(called OS-9/68K); and a still later (1989) version was rewritten mostly in C for further
portability. The portable version was initially called OS-9000 and was released for 80386
PC systems around 1989, then ported to PowerPC around 1995. These later versions lack
the memory mapping facilities of OS-9/6809 Level Two simply because they do not need
them. They used a single flat address space that all processes share; memory mapping
hardware, if present, is mostly used to ensure that processes access only that memory
they have the right to access. The 680x0 and 80386 (and later) MPUs all directly support
far more than 1MB of memory in any case.
103.OS-9 (especially the 68K version and thereafter) clearly distinguishes itself from the
prior generation of embedded operating systems in many aspects. Runs on 32-bit CPUs.
Clear separation between user mode and supervisor (kernel) mode. Dynamic use of
individually and separately built software components (executable program images and
kernel modules) rather than a statically linked single monolithic image. Unix-like process
name-space model (not memory model) and user shell program. Clear separation between
hardware independent (e.g. file managers) and hardware dependent (e.g. device drivers)

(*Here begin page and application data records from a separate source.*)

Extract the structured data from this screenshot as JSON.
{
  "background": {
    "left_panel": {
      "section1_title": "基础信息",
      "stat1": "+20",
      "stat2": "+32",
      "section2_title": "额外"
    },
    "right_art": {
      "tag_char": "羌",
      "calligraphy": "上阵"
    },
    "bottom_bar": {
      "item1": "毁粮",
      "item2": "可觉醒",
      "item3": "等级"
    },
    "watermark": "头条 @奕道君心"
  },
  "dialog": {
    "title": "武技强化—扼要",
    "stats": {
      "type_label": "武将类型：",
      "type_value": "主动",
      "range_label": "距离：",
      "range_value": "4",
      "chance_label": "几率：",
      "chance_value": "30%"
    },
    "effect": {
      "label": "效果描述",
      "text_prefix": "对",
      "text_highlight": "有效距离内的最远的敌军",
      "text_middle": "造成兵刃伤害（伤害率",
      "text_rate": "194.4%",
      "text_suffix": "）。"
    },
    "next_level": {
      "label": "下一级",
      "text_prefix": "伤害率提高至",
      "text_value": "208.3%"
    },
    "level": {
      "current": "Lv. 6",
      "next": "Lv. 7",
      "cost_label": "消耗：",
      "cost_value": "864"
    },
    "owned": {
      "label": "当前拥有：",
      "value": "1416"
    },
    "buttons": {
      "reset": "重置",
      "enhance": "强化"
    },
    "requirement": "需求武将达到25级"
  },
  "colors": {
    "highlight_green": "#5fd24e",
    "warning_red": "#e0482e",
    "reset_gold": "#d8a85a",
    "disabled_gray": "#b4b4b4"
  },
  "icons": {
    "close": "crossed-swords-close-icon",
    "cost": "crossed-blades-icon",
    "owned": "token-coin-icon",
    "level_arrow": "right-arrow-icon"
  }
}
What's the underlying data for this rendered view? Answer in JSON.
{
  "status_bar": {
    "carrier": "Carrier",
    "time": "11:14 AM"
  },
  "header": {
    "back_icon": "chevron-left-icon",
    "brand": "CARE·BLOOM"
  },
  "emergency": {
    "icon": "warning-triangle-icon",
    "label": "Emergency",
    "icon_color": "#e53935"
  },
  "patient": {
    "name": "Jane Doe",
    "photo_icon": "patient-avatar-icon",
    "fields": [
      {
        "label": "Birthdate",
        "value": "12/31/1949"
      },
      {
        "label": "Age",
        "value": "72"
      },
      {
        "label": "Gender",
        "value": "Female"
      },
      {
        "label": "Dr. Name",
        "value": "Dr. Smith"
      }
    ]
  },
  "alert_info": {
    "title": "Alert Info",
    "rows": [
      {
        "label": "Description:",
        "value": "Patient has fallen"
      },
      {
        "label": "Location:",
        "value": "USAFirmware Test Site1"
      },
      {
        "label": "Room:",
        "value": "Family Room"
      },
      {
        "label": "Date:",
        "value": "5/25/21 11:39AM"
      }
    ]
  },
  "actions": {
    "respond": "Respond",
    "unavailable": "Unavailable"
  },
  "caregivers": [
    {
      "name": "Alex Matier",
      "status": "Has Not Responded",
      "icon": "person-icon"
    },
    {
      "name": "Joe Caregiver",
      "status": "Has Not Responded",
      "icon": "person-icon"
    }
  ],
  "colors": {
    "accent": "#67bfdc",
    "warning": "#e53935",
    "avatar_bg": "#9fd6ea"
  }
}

104.OSF/1 -In 1988, during the so-called "Unix wars", DEC joined with IBM, Hewlett-
Packard, and others to form the Open Software Foundation (OSF) to develop a version of
Unix. Dubbed OSF/1, the aim was to compete with System V Release 4 from AT&T and

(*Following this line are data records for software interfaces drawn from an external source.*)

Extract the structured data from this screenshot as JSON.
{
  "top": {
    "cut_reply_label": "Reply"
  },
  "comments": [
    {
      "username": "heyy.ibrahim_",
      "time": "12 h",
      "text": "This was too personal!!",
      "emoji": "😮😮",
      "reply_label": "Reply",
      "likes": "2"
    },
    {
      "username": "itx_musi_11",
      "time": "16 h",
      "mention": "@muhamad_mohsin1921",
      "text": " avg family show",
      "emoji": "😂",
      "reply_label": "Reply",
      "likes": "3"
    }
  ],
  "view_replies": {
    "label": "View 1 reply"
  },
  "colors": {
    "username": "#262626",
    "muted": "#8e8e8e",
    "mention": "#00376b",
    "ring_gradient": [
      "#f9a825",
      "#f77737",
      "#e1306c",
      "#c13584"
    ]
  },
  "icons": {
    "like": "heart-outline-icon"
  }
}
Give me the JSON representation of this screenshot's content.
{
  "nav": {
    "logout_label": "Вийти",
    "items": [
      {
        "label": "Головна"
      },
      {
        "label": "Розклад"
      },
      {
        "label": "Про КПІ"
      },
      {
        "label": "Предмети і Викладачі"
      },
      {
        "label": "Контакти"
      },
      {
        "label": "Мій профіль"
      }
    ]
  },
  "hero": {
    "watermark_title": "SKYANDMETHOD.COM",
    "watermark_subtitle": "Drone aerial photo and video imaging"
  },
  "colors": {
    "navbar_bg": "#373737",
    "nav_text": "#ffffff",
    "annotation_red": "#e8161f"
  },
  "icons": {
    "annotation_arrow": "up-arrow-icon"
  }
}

Sun Microsystems, and it has been argued that a primary goal was for the operating
system to be free of AT&T intellectual property. The fact that OSF/1 was one of the

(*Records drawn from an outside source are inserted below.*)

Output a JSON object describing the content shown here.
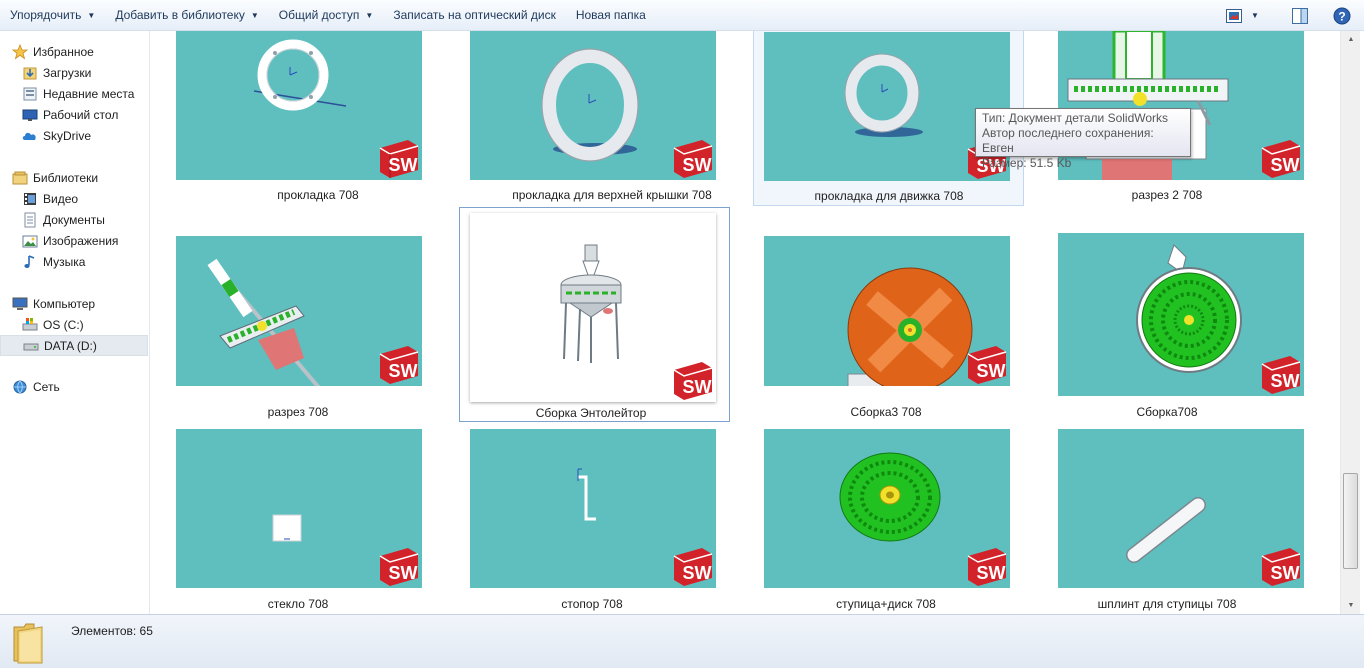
{
  "toolbar": {
    "organize_label": "Упорядочить",
    "add_to_library_label": "Добавить в библиотеку",
    "share_label": "Общий доступ",
    "burn_label": "Записать на оптический диск",
    "new_folder_label": "Новая папка",
    "view_icon": "change-view-icon",
    "preview_icon": "preview-pane-icon",
    "help_icon": "help-icon"
  },
  "sidebar": {
    "favorites": {
      "label": "Избранное",
      "items": [
        {
          "label": "Загрузки",
          "icon": "downloads-icon"
        },
        {
          "label": "Недавние места",
          "icon": "recent-places-icon"
        },
        {
          "label": "Рабочий стол",
          "icon": "desktop-icon"
        },
        {
          "label": "SkyDrive",
          "icon": "skydrive-icon"
        }
      ]
    },
    "libraries": {
      "label": "Библиотеки",
      "items": [
        {
          "label": "Видео",
          "icon": "video-icon"
        },
        {
          "label": "Документы",
          "icon": "documents-icon"
        },
        {
          "label": "Изображения",
          "icon": "pictures-icon"
        },
        {
          "label": "Музыка",
          "icon": "music-icon"
        }
      ]
    },
    "computer": {
      "label": "Компьютер",
      "items": [
        {
          "label": "OS (C:)",
          "icon": "drive-c-icon"
        },
        {
          "label": "DATA (D:)",
          "icon": "drive-d-icon",
          "selected": true
        }
      ]
    },
    "network": {
      "label": "Сеть"
    }
  },
  "files": [
    {
      "name": "прокладка 708"
    },
    {
      "name": "прокладка для верхней крышки 708"
    },
    {
      "name": "прокладка для движка 708",
      "hovered": true
    },
    {
      "name": "разрез 2 708"
    },
    {
      "name": "разрез 708"
    },
    {
      "name": "Сборка Энтолейтор",
      "selected": true
    },
    {
      "name": "Сборка3 708"
    },
    {
      "name": "Сборка708"
    },
    {
      "name": "стекло 708"
    },
    {
      "name": "стопор 708"
    },
    {
      "name": "ступица+диск 708"
    },
    {
      "name": "шплинт для ступицы 708"
    }
  ],
  "tooltip": {
    "type_line": "Тип: Документ детали SolidWorks",
    "author_line": "Автор последнего сохранения: Евген",
    "size_line": "Размер: 51.5 Kb"
  },
  "status": {
    "count_text": "Элементов: 65"
  },
  "colors": {
    "thumb_bg": "#5fbfbf",
    "sw_red": "#d2232a",
    "orange_disk": "#e0631a",
    "green_disk": "#22c122"
  }
}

first operating systems to use the Mach kernel is cited as support of this assertion.
105.OSF/1 AD -OSF/1 AD (Advanced Development) was a distributed version of OSF/1
developed for massively parallel supercomputers by Locus Computing Corporation.
Variants of OSF/1 AD were used on several such systems, including the Intel Paragon
XP/S and ASCI Red, Convex Exemplar SPP-1200 (as SPP-UX) and the Hitachi SR2201
(as HI-UX MPP).
106.OpenStep OpenStep is an object-oriented application programming interface (API)
specification for an object-oriented operating system that uses any modern operating
system as its core, principally developed by NeXT with Sun Microsystems. OPENSTEP
(all capitalized) is a specific implementation of the OpenStep API, developed by NeXT.
107.QNX -is a commercial Unix-like real-time operating system, aimed primarily at the
embedded systems market. On September 12, 2007, the source of the QNX kernel was
released for non-commercial use.
108.Solaris -is a Unix-based operating system introduced by Sun Microsystems in 1992 as
the successor to SunOS. Solaris is known for its scalability, especially on SPARC
systems, as well for being the origin for many innovative features such as DTrace and
ZFS. Solaris supports SPARC-based and x86- based workstations and servers from
Sun and other vendors, with efforts underway to port to additional platforms.
109.RMX -is a real-time operating system designed specifically for use with the Intel 8080
and Intel 8086 family of processors. It is an acronym for Real-time Multitasking
eXecutive. Intel developed iRMX in the late 1970s and originally released it in 1980 to
support and create demand for their processors and Multibus system platforms.
110.Rhapsody -was the code name given to Apple Computer's next-generation operating
system during the period of its development between Apple's purchase of NeXT in late
1996 and the announcement of Mac OS X in 1998. It consisted primarily of the
OPENSTEP operating system ported to the PowerMac along with new graphics in the
GUI to make it appear more Mac-like.
111.Pardus -Linux distribution is an non secular operating system developed in Turkey, as a
product of the Pardus Project. It was named after the Latin (and scientific) name for the
112.RISC OS -is a computer operating system which was originally developed by Acorn
Computers Ltd in Cambridge, England for their ARM based computers. It was first
released in 1988 as RISC OS 2.00, and replaced Acorn's Arthur operating system, which
was shipped with the first Archimedes computer models in 1987. The operating system
takes its name from the RISC (reduced instruction set computing) architecture used on